Daily Management Review

Ebola Vaccine to be Mass Produced in China, Clinical Trials Begin in Spain


Ebola Vaccine to be Mass Produced in China, Clinical Trials Begin in Spain
The fight to find a cure and a vaccine for the Ebola virus is gaining speed as a Chinese firm is all set to mass produce Ebola virus vaccines.
A Chinese biotech firm, Tianjin CanSino Biotechnology Inc. is set to invest $315.14 million to create a facility in Tianjin city in the north eastern region of China.
The announcement came after the disease, which has killed more than 11,000 people, is reported to dwindle.
This new facility would be the location for the mass production of the vaccine.
The anticipated year of the facility's completion will be around 2017-2018, although the exact start date for the manufacture has not yet been confirmed.
The vaccine was developed by a group of biotech scientists from the Chinese Academy of Military Medical Sciences, reported the Chinese news agency Xinhua. The vaccine, which is right now kept in freeze-dried powder form, was derived from the 2014 mutant gene type. In this form, the vaccine is said to exude stability for a minimum of two weeks under temperatures of up to 37 degrees Celsius or 99 degrees Fahrenheit.
Experts say that the tropical weather conditions of West African nations would be the ideal place to use the vaccine. This is the region that was worst hit by Ebola in 2014 resulting in the greatest epidemic attack ever.  
The clinical trials for the drug were carried out in December 2014 after obtaining permission from the Chinese regulatory authorities. This development and the approval for trials for the vaccine to fight the disease is said to have placed China among the global leaders in vaccine development for Ebola.
However the incidents of Ebola infection seemed to have bedded down in 2015 as there has been no new recorded cases reported within a week in October 2015 in the three West African countries where the significant outbreaks were noted. This is the first time that such a thing has happened ever since the epidemic broke out in 2014.
A successful Ebola vaccine has already been developed by Merck and NewLink Genetics, which exuded a 100 percent effectivity rate in a clinical trial in Guinea in July 2015.
A clinical study in Sierra Leone earlier in October 2015 has been started by U.S. pharma  company Johnson & Johnson and the said vaccine will come in a two-shot formulation.
Apart from the plans to mass produce the Ebola vaccine, China has offered to donate $120 million and 500 medical personnel and experts to affected nations since the Ebola outbreak started.
The fight to find a vaccine for Ebola virus has reached clinical trial stages and a new vaccine is being tested for the first time in Europe on volunteers at a Spanish hospital in Madrid. In the tests 40 health workers are being checked to see if they develop any side effects.
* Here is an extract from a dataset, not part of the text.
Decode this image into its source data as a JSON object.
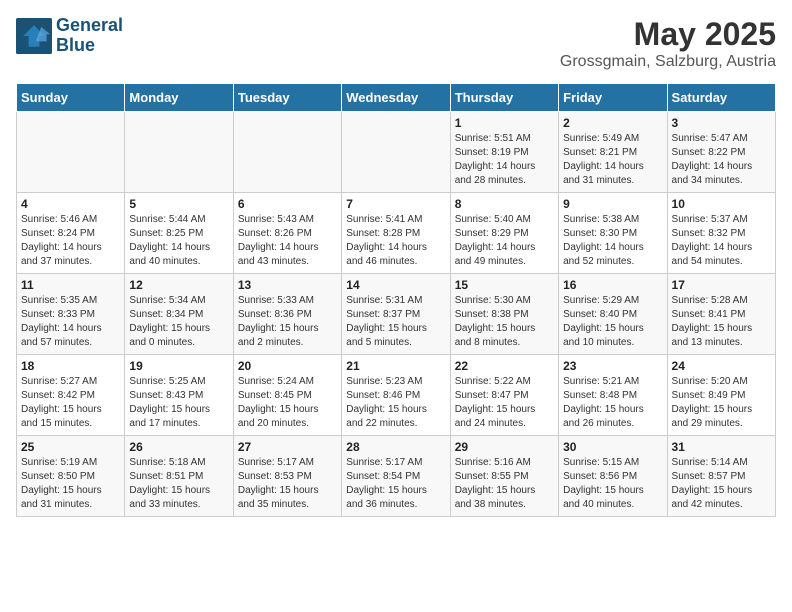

It had been 100 percent effective when the same vaccine was used on 4,000 people in Guinea according to the World Health Organisation.
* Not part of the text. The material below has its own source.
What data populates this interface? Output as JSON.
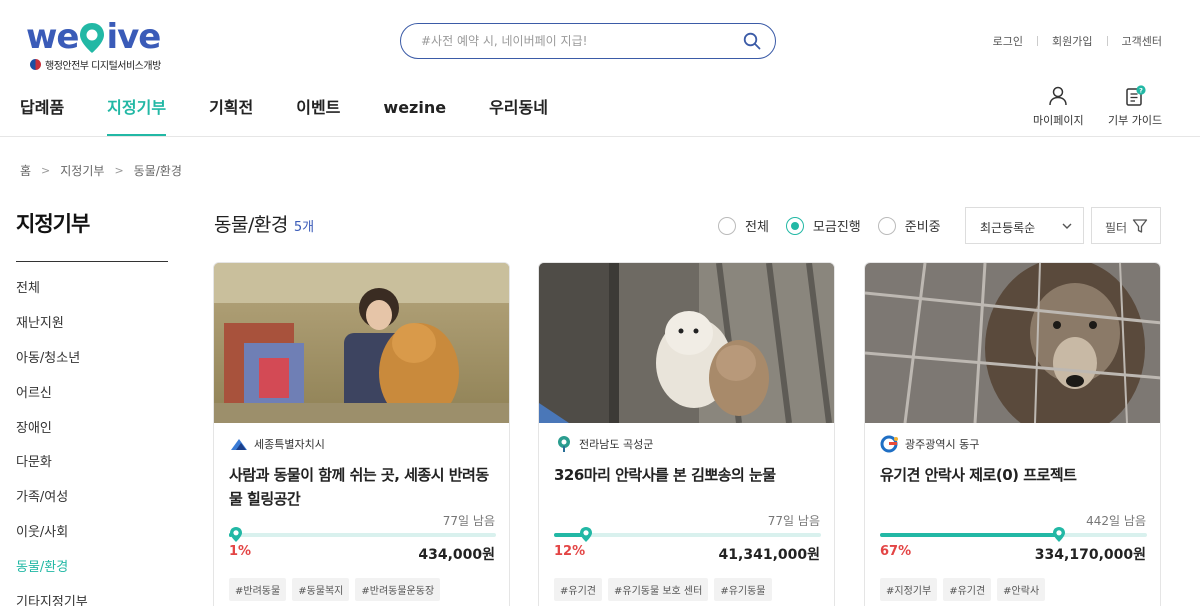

The vaccine development program is aimed to develop one ‘that works, that would be only one dose, and that could be applied on the ground’.

One of the participants, who also happened to be a doctor said that after test he only experienced a fever which came and easily went from the vaccine.

Recently a British nurse who seemingly made a full recovery but is now critically ill after the virus re-emerged has made the researchers believe that much more needs to be learnt about the Ebola virus.

The worst ever outbreak of a disease of epidemic proportions happened in 2013 which killed more than 11000 people within a span of one year and infected more than 28000.

(Sources: www.theguardian.com & www.techtimes.com)